Photo: Saul Loeb/AFP/Getty Images
Sonny Perdue has been USDA secretary for barely a week, and yesterday, he announced a plan from a Virginia elementary school to undo Michelle Obama’s school-lunch standards that limit salt and require cafeterias to use breads and pasta that haven’t been heavily processed. “We know meals cannot be nutritious if they’re not consumed, if they’re thrown out,” he apparently told reporters after eating the school’s chicken nuggets and a salad. “We have to balance sodium and whole-grain content with palatability.” The rules affect school breakfasts and lunches served to more than 31 million students every day.
A lifelong Georgian, Perdue is especially not fond of the National School Lunch Program’s whole-grain requirements. “A perfect example is in the South, where the schools want to serve grits,” he said yesterday. Obama-era grits have “little black flakes in it,” he complained, and “the kids won’t eat it.” The official line is that they’re wresting power back from the nanny state and “restoring local control” of school-lunch guidelines. (They’re okay with that empowering people like Sid Miller, the self-described “potbellied” ag commissioner of Texas, who reinstalled deep fryers in the nation’s fifth-fattest schools and granted something he calls “cupcake amnesty.”) Republicans often claim that the healthier food doesn’t taste as good, so students end up malnourished regardless because they just throw it out.
It’s important to note that these changes still leave much of the Obama-era framework in place. Kids still have to take some form of vegetable or fruit on the lunch line, for example. The major difference involves the sodium content of meals, which was being reduced each year under Obama. Under the new rules, school cafeterias won’t have to remove any more salt for the remainder of Trump’s term.

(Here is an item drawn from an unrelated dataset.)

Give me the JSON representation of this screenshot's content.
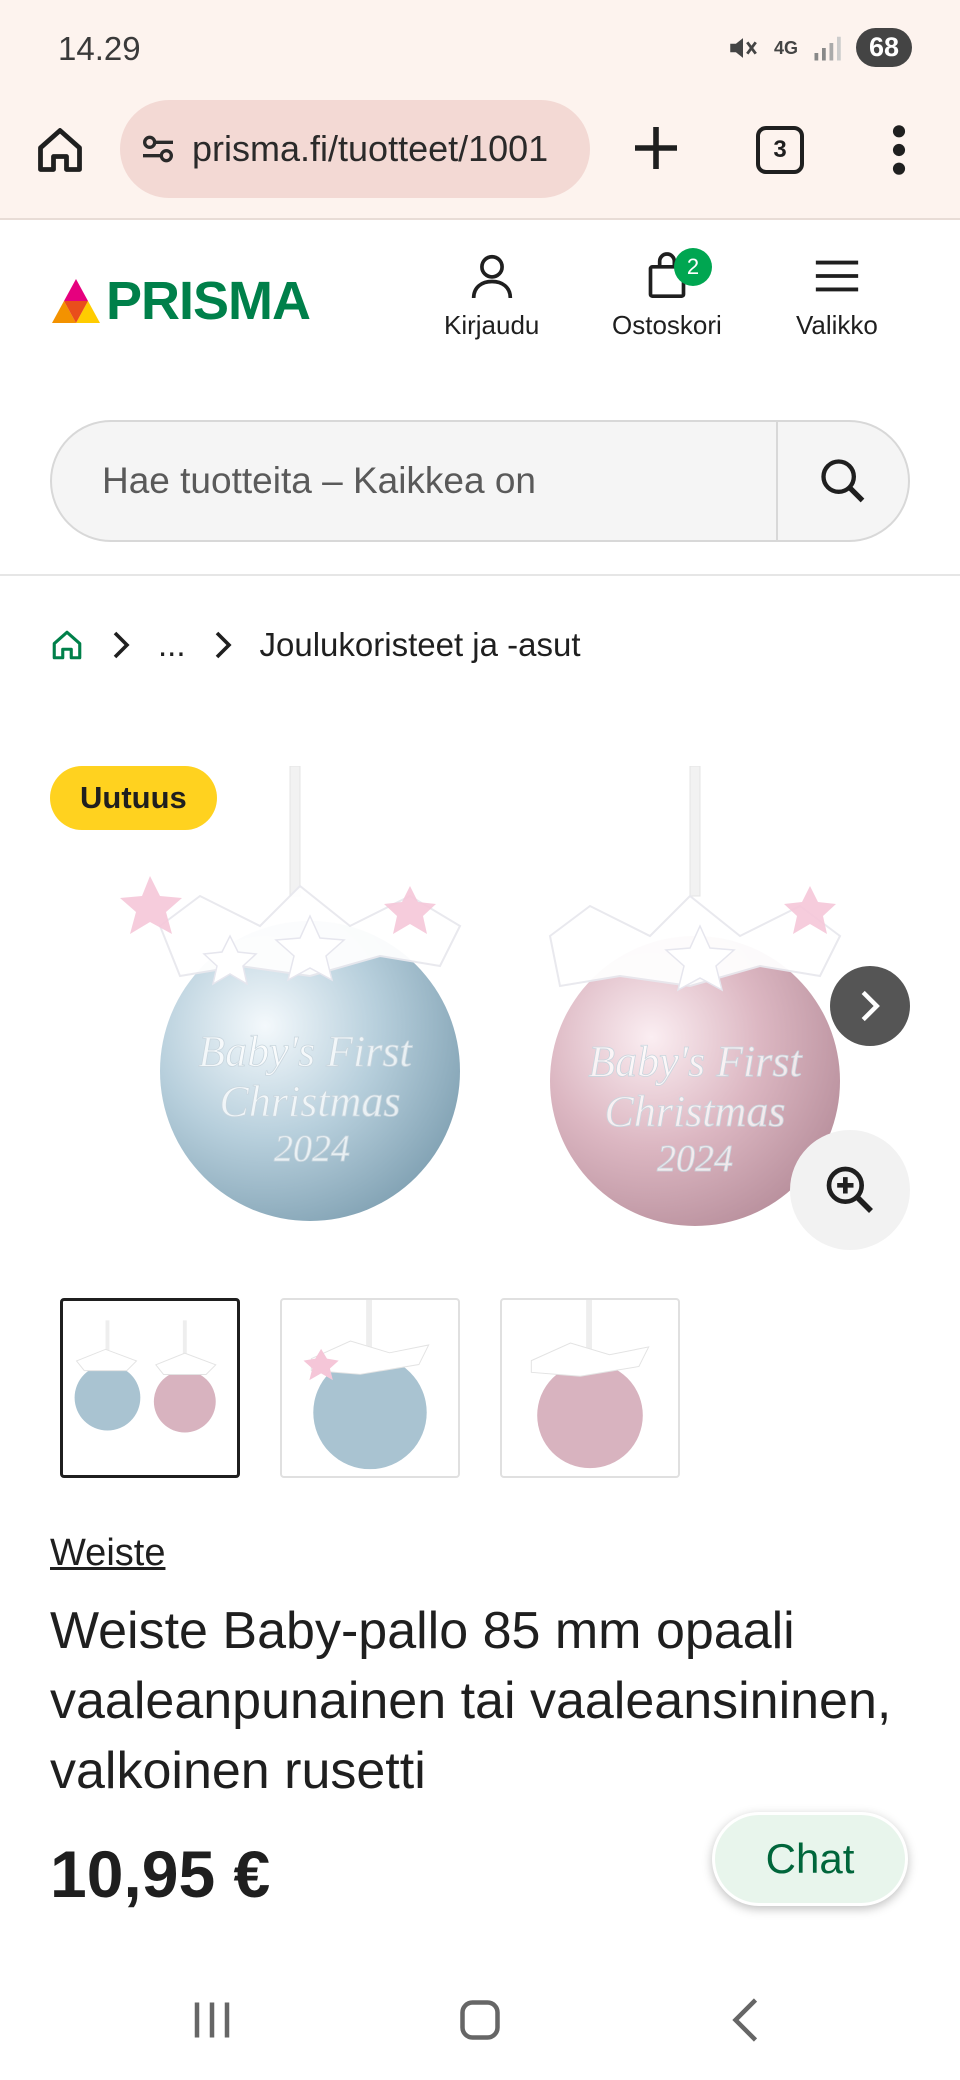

Of course, the flip side to empowering local governments is that they’re free to keep using the Obama administration’s guidelines. That’s apparently what L.A. public schools — America’s second-largest school district — are planning to do. “Nourishing children to achieve excellence is our core mission,” the district official in charge of food services said in a statement. “We will continue to direct all efforts toward serving healthy meal options, providing nutrition education to families, and upholding nutrition standards that meet or exceed federal regulations.”